## [Problem to solve]
Write the data below out again, with each line matching the original.

## [Input material]
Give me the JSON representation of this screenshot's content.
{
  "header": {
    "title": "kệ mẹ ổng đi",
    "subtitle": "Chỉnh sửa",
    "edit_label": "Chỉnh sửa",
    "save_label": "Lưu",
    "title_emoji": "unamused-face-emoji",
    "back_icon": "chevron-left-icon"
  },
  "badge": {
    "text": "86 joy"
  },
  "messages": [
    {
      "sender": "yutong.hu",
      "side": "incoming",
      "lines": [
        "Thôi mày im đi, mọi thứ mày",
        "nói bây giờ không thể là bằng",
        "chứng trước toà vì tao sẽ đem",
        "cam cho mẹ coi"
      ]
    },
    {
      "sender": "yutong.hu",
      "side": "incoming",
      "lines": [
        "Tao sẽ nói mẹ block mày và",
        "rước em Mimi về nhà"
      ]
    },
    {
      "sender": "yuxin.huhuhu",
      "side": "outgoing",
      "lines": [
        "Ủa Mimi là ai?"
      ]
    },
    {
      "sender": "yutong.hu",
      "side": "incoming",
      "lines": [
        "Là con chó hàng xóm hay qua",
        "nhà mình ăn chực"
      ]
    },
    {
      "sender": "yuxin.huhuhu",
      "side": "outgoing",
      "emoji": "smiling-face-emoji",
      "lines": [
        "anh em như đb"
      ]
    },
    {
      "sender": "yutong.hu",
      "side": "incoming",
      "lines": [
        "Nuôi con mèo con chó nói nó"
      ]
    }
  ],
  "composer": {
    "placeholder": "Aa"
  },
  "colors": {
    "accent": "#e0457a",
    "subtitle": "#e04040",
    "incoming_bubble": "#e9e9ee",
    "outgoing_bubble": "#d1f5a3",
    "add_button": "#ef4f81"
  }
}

## [Output]
Give me the JSON representation of this screenshot's content.
{
  "header": {
    "title": "kệ mẹ ổng đi",
    "subtitle": "Chỉnh sửa",
    "edit_label": "Chỉnh sửa",
    "save_label": "Lưu",
    "title_emoji": "unamused-face-emoji",
    "back_icon": "chevron-left-icon"
  },
  "badge": {
    "text": "86 joy"
  },
  "messages": [
    {
      "sender": "yutong.hu",
      "side": "incoming",
      "lines": [
        "Thôi mày im đi, mọi thứ mày",
        "nói bây giờ không thể là bằng",
        "chứng trước toà vì tao sẽ đem",
        "cam cho mẹ coi"
      ]
    },
    {
      "sender": "yutong.hu",
      "side": "incoming",
      "lines": [
        "Tao sẽ nói mẹ block mày và",
        "rước em Mimi về nhà"
      ]
    },
    {
      "sender": "yuxin.huhuhu",
      "side": "outgoing",
      "lines": [
        "Ủa Mimi là ai?"
      ]
    },
    {
      "sender": "yutong.hu",
      "side": "incoming",
      "lines": [
        "Là con chó hàng xóm hay qua",
        "nhà mình ăn chực"
      ]
    },
    {
      "sender": "yuxin.huhuhu",
      "side": "outgoing",
      "emoji": "smiling-face-emoji",
      "lines": [
        "anh em như đb"
      ]
    },
    {
      "sender": "yutong.hu",
      "side": "incoming",
      "lines": [
        "Nuôi con mèo con chó nói nó"
      ]
    }
  ],
  "composer": {
    "placeholder": "Aa"
  },
  "colors": {
    "accent": "#e0457a",
    "subtitle": "#e04040",
    "incoming_bubble": "#e9e9ee",
    "outgoing_bubble": "#d1f5a3",
    "add_button": "#ef4f81"
  }
}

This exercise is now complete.